Our friends at GovEx Labs has a guide on how to marry data inventories with priorities and goals.
If one of the goals is to get to a clear listing of data systems held at each agency, then we believe that MODA should be in charge of producing this report; however, Council Members need to hold agency leaders accountable. Over the past eight years, we have seen several data driven agencies resist posting data on the city’s open data portal. Then, in front of Council, see MODA interrogated for poor leadership at an Agency.
We want this bill to hold Agencies accountable.
As part of the last examination and verification report, the Department of Transportation (DOT) indicated it would post an additional 85 data sets on or before 31 December 2019 on the City’s open data portal. As of 21 January 2020, 45.88% (39) were posted or could be hiding under an existing dataset — over half (54% – 46 data sets) are not on the open data portal. I point to DOT as an example agency who has hosted several “open data sessions” with their CIO emphatically saying “if we have the data and if you want the data, we will get you the data.”
Additionally, this bill should state if the data is on the open data portal or a related dataset is on the City’s open data portal. If not on the open data portal, the report should state why it can not be posted to the open data portal.
Reviving the City’s Data Directory
Since the Charter revision of 1989, the Commission on Public Information and Communication (COPIC) has been in charge of producing an illustrious white whale. In April 1993, the first and only Data Directory was printed. Twenty seven years later, none of the open data / open government bills have ever gotten us to what was published in 1993.
Per the original data directory, the public was given a listing of:

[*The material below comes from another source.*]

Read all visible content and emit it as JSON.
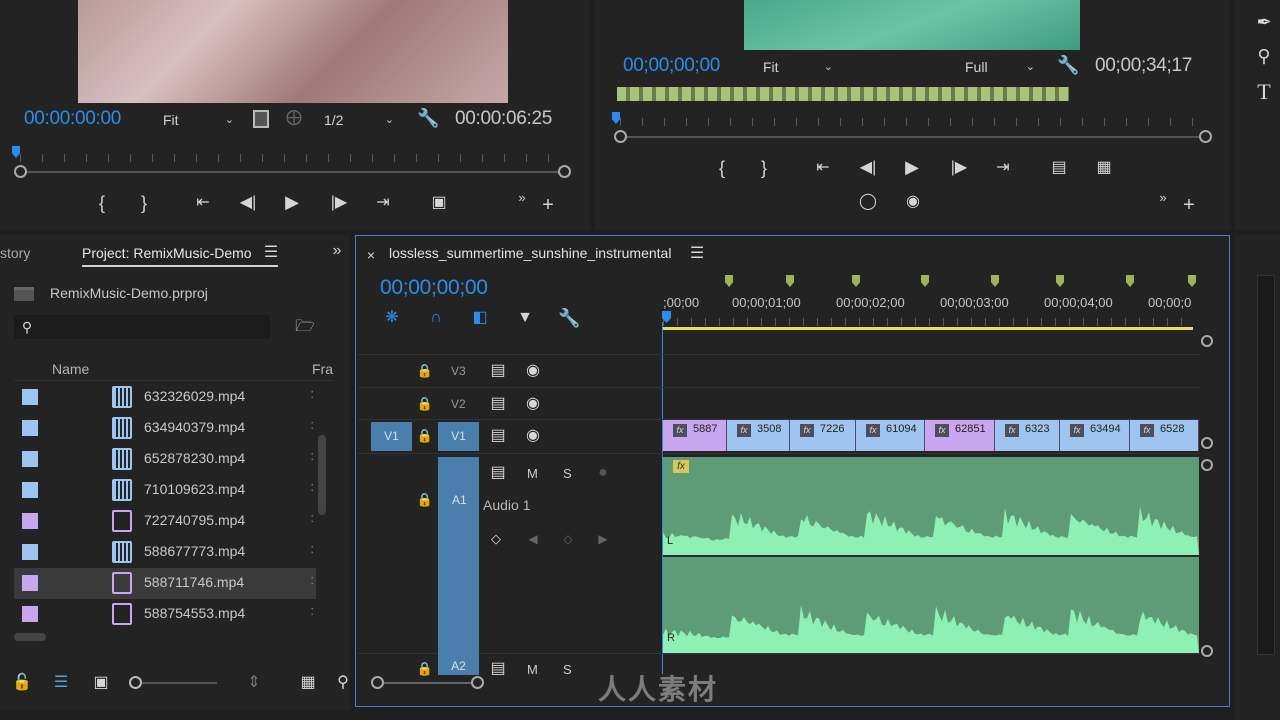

- City databases which “contain information relating to the regulatory functions or statutory duties of an agency. Databases which are used for agency administrative support functions where not included (example accounting systems, personnel records, equipment inventory systems.”
- This includes: Agency contact information, Public Liaison contact information, Agency mission statement, Application Name, Year activated, Application description, Database contents

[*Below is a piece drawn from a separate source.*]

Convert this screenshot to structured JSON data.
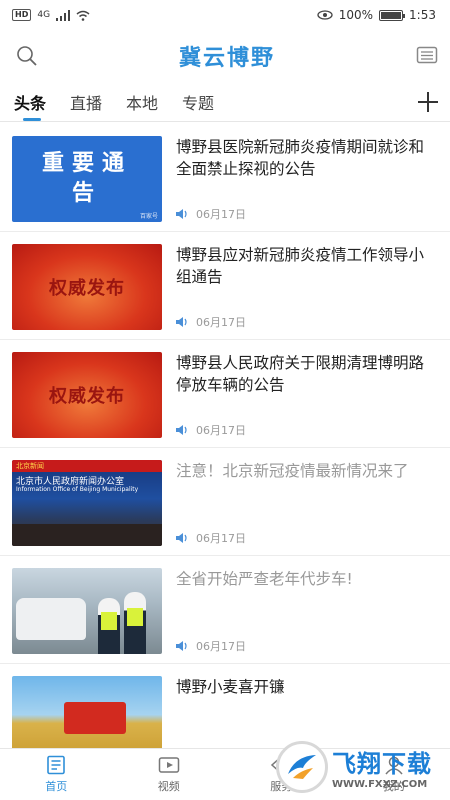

While this bill addresses data inventories, and not systems inventories, we believe that a comprehensive list of technology systems should be publicly available. If those systems were produced by the City, then their code should be available for public inspection.
If we say “in code we trust,” we must be able to see the code — whether it is law, software, or algorithms — we must have digital government transparency.
Future of Government Information and references to paper data…
The inventorying of paper data verges on the mission of NYC Records & Information Services. It is not clear how MODA is best suited to inventory data on paper. This bill has pointed out that freedom of information, automated decision making, and emergency management planning, all branch off from a simple and clear understanding of data and systems.
We look forward to these modifications and further discussion around digital transparency in New York City government.
“Our destiny is largely in our hands.” ― Frederick Douglass